These are designed to be more forgiving – a concept that for most of us will be very attractive. Simply speaking, our off-centre strikes will travel straighter and longer than was previously possible with older technology. They are designed for the amateur player to make the game easier and more enjoyable.

These clubs do this by having the weight taken from the back of the club head and placed around the perimeter – hence perimeter weighting. Because the clubhead has this weight behind the toe and heel of the club, when a shot is hit from either, the head remains more stable and does not twist. Anything that reduces twist in the club head at impact will result in more accurate, longer shots. Cavity-backed clubs now also tend to have lower centres of gravity. This produces a higher launch angle for shots which allows the ball to get airborne more easily. This makes hitting long irons considerably easier and less daunting for the higher handicapper.

Cavity-backs are normally either midsize or oversize. This refers to the size of the club head and its ‘sweet-spot’. Higher handicap golfers should go for an oversize head, as it will maximize forgiveness, enabling them to progress more quickly. More proficient amateurs may choose to go for the midsize cavity which may help their accuracy and “shotmaking” abilities.

There are few true blades left on the market, mainly down to the fact that cavity-backs are better for the vast majority of golfers. Blades are more difficult to use than other types of clubhead, as they offer little or no forgiveness for a strike anywhere other than the sweet-spot.

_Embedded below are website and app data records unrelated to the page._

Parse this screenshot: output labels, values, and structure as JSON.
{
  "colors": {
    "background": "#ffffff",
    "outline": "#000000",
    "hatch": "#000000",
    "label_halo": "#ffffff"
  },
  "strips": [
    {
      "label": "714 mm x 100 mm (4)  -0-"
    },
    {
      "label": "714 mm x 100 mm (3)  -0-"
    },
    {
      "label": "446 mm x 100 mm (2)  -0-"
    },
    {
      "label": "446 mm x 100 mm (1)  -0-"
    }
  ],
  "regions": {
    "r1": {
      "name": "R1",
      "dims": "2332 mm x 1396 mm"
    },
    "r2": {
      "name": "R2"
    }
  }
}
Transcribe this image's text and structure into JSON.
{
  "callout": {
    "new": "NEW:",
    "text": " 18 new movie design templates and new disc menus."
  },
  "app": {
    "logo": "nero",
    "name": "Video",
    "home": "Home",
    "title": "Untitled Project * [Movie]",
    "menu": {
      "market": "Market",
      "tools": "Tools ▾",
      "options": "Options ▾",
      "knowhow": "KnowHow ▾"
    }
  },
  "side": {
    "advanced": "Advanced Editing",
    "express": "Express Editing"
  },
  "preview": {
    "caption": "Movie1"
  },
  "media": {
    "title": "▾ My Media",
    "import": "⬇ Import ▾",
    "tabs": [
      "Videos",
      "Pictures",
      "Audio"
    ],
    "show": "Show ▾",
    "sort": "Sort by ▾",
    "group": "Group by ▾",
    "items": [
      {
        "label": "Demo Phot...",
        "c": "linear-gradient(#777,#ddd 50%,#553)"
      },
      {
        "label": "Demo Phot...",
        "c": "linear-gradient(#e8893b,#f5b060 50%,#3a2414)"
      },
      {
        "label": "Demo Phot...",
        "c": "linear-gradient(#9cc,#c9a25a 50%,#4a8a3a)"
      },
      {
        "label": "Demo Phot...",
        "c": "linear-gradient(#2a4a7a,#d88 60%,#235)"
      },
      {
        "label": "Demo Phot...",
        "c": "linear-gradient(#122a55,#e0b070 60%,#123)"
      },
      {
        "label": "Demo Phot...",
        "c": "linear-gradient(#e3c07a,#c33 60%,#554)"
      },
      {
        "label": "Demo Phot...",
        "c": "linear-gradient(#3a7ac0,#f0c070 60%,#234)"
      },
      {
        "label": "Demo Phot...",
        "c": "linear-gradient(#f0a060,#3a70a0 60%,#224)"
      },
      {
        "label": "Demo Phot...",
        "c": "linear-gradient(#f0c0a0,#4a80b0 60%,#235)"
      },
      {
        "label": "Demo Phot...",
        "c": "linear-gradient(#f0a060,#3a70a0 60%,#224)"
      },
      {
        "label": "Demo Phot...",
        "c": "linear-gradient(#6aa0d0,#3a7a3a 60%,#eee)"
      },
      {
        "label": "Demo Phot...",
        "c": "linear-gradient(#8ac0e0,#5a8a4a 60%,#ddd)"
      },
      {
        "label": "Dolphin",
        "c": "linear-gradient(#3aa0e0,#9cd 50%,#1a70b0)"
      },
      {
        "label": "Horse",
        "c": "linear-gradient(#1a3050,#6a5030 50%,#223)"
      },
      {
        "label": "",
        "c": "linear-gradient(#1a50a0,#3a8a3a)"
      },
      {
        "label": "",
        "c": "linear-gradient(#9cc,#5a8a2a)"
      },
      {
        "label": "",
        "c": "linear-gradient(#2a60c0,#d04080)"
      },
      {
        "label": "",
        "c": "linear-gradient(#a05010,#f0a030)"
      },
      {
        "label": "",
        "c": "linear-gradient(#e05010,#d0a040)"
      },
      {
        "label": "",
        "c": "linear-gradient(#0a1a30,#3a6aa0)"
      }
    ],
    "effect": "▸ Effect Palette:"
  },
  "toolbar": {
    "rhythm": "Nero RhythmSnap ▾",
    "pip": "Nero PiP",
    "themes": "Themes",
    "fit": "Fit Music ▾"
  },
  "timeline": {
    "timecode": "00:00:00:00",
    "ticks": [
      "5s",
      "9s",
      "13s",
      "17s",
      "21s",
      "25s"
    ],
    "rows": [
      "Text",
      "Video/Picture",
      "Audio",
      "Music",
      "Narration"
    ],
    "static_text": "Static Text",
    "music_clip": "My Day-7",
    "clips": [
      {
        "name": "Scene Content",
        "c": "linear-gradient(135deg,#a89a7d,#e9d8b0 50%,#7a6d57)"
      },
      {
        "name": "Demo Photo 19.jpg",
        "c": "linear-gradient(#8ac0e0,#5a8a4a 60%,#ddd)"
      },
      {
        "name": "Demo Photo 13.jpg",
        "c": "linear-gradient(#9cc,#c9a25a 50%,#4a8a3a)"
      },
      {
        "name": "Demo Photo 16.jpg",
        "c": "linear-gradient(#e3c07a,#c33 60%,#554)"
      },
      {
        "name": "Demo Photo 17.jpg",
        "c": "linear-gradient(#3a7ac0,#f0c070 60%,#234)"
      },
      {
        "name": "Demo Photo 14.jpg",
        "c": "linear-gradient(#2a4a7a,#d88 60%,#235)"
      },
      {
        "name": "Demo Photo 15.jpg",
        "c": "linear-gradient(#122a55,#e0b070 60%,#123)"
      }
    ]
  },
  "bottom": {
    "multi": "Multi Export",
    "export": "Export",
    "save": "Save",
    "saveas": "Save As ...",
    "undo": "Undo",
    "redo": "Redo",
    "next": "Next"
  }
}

The reason that the top end of the amateur and professional players often choose to play these is because they rarely, if ever, miss the centre of the club. With accuracy like this, the blade offers ultimate playability. This means that the user can move the ball around in the air, left to right, high or low with great accuracy and feel. For most players simply hitting the ball straight is enough and that is why the forgiving nature of a cavity is our choice. Leave the blades to the experts!

Forged Head
FORGED HEAD – for the better player and why.

Clubs that have a forged head are designed for the lower handicap amateur and the professional. They offer these players a softer, better feel and above all complete consistency. The golfer will experience a softer feeling at impact, which is known to increase feedback. This will increase the players feel and therefore touch, particularly with the shorter irons, allowing the player to attack the target with complete confidence. At the top level of golf where players rely on distances being accurate to the metre, the forged head provides a consistency of distance unrivalled by other materials.

Forged clubs are made to be softer than others, and are therefore less durable. The higher handicap is unlikely to appreciate the benefit and is more likely to damage the club.

As forged clubs are more expensive (due to a more intensive production process) the higher handicap player should be advised against them as, for a lower financial outlay, they can get a set of clubs (see below) more suited to their game.

Cast Head
Cast club heads are mainly less expensive than forged, offer greater ease of use and are more durable. The higher handicapper will rarely appreciate the benefits of a forged club and as such is better opting for cast.

Being generally harder than forged club heads reduces the risk of damaging (chipping), so the investment in a set of clubs is likely to be longer lasting.